Mary Boggs has been keeping up with the journey of Eric LaHaie, who has now completed his race across the Sahara Desert. Running in memory of former Crimson teammate Niall Murphy, LaHaie raised $13,000 for juvenile diabetes with his run.
Here’s what LaHaie emailed to Boggs:
The overall experience of raising funds and running the Sahara Race in Niall’s name has been a rewarding experience. For me it has helped a little with the pain of losing such a great friend. It reminded me daily (through donations) how many people loved and respected Niall, and at the same time missed him dearly just like me. He was such a great individual and we will never forget him, and this campaign was just one way of showing that.
The race itself was also very rewarding. I raced hard and really wanted to win, but I had one or two tough moments out on the course (de-hydration on Day 2 with cramps being the biggest) that set me back and kept me from the top spot. But I was happy with second place as I know I tired my hardest and put in a solid effort. The winner of the race was a good friend of mine from Hong Kong who I train with often. I felt it fitting that in a race where I was running to honor a friend, that I was running with and competing against a friend too. So very happy that Dan took the top spot if I couldn’t.
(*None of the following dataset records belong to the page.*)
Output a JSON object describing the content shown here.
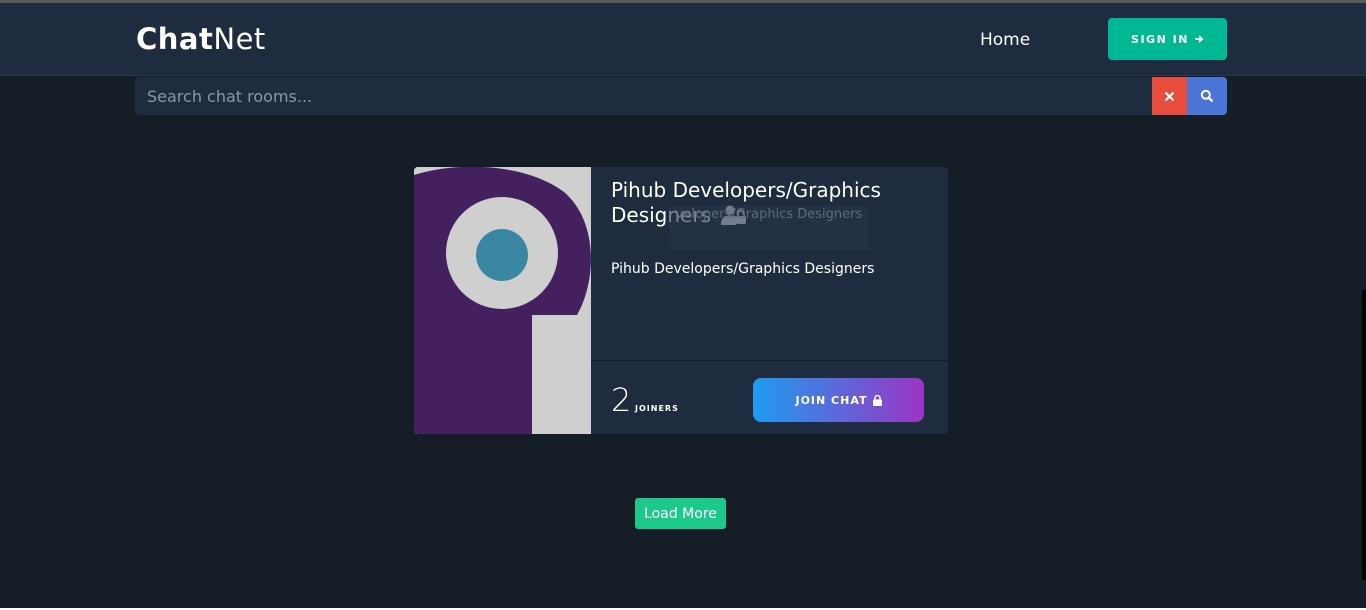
{
  "brand": {
    "bold": "Chat",
    "light": "Net"
  },
  "nav": {
    "home": "Home",
    "signin": "SIGN IN"
  },
  "search": {
    "placeholder": "Search chat rooms...",
    "value": ""
  },
  "room": {
    "title": "Pihub Developers/Graphics Designers",
    "tooltip": "Pihub Developers/Graphics Designers",
    "tooltip_visible": "velopers/Graphics Designers",
    "description": "Pihub Developers/Graphics Designers",
    "joiners_count": "2",
    "joiners_label": "JOINERS",
    "join_label": "JOIN CHAT"
  },
  "load_more": "Load More",
  "colors": {
    "background": "#151e27",
    "navbar": "#1f2b3f",
    "signin": "#00b894",
    "clear": "#e74c3c",
    "search_button": "#4a74d6",
    "load_more": "#1cc88a",
    "logo_purple": "#44205e",
    "logo_teal": "#3a87a4"
  },
  "icons": [
    "arrow-right-icon",
    "close-icon",
    "search-icon",
    "user-lock-icon",
    "lock-icon"
  ]
}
This is the the 3rd 250k desert race I have done, and I have also done a 100k desert race and 3 smaller 40-50k races in deserts as well. But I don’t only run across deserts, but I also do trail running, mountain ultras, adventure races, etc. I really started in 2008 when I moved to Hong Kong and my first ultra was a 100k trail / mountain race that same year across Hong Kong’s Machelose Trail called the the Oxfam Trailwalker. Since then I have done all kinds of events as mentioned above (including the 3 x 250k races and 3 x 100k races).
My move into endurance running was really a lifestyle choice. I decided to stop drinking and going out late, and instead traded that in for getting up early on weekends and exploring all of Hong Kong wonderful outdoors (which very few people outside HK know about). Running was always my stress release, but now I let it become more. It is a way for me to explore the world and travel, which I love doing, and it was allowed me to push myself to new limits.
I am hooked indeed, and on my flight back from the Egypt to Hong Kong today (less than 48 hours after completing the race), I started thinking about what’s next. I think UTMB 2012 maybe, which is 100 miles across the French and Swiss Alps. If I can’t get into that, as registration is limited, than another 100-miler in Leadville, Colo., maybe. (A) 100-mile race (straight) is something I have never done, so time to check it off the list!